There’s a good deal of discussion in the film about philosophies regarding dreams, death, hell, religion, and so forth. This adds to the psychological aspect of the film since it revolves around such supernatural or paranormal phenomena birthed out of an ancient evil covered up by the church. With the film having such a wide ensemble cast, they have plenty of room for differing opinions and beliefs, but don’t let this make you think the film gets bogged down by it. Not at all. As they uncover more truths, it enhances the fearful and foreboding atmosphere of the film. There is a haunting evil taking form in their presence, and it is slowly consuming them either physically or psychologically.
In everyone’s dreams, they see a transmission from the future of a dark figure exiting the front of the church they are all holed up in. They get only bits and pieces, but they all share it getting a little more each time they fall asleep. It is another piece of the foreboding doom that lies ahead of them, and it is immensely effective.
Prince of Darkness definitely has similarities to an old style zombie film where a group of mismatched people have to fend for their lives against an undead army. However, Carpenter just pushes it further with so much more substance and unsettling visuals. This really is a nightmare come to life. A constant theme in Carpenter’s Apocalypse Trilogy is some sort of force consuming humanity and deteriorating it into something entirely inhuman. In The Thing, it’s an actual alien life form that perfectly duplicates any organism it infects which could eventually wipe out the human race. With In The Mouth of Madness, reality is twisted and distorted to where people become psychotic and homicidal in the wake of ancient evil reclaiming our world. In Prince of Darkness, it’s sort of a bridge between the concepts. As an ancient evil slowly claws its way back into our world, it also consumes nature and humanity until they become entirely mindless, inhuman servants. Coming from three different screenwriters on three different films, that is an entirely fascinating conceptual arc.

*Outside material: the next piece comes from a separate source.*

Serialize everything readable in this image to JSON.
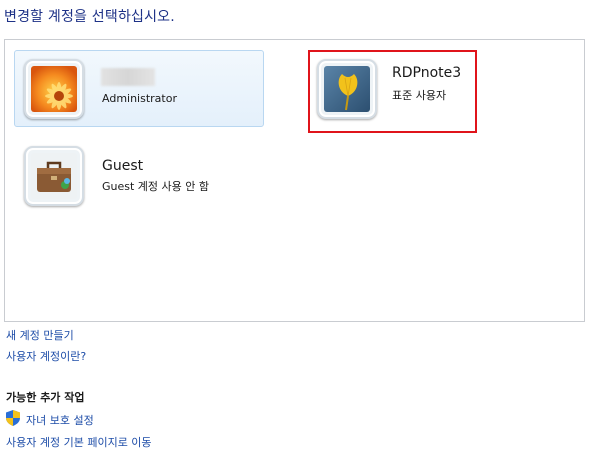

This film is undoubtedly one of John Carpenter’s finest works. Some don’t take a good liking to it because of its slow, slow pace, and its focus more on suspense than physical intensity. Whatever the case, I find it to be a masterwork worthy of inclusion to anyone’s DVD collection. The cast is very good, fun at times, but solid always. The score is pure gold, a powerful accomplishment for Carpenter and Alan Howarth. As in any Carpenter film, the cinematography is stellar, and the direction is absolutely phenomenal! If you genuinely want to get creeped out to the max one dark, lonely night – this is the one film to watch! I won’t say that Prince of Darkness is a perfect film as the pace can be a detractor to its potential. Part of good tension and suspense is momentum, and it’s not entirely consistent here. However, it is a great flick, and I will give it a great 9 out of 10. If nothing else, the ending will grab you like only a John Carpenter film can!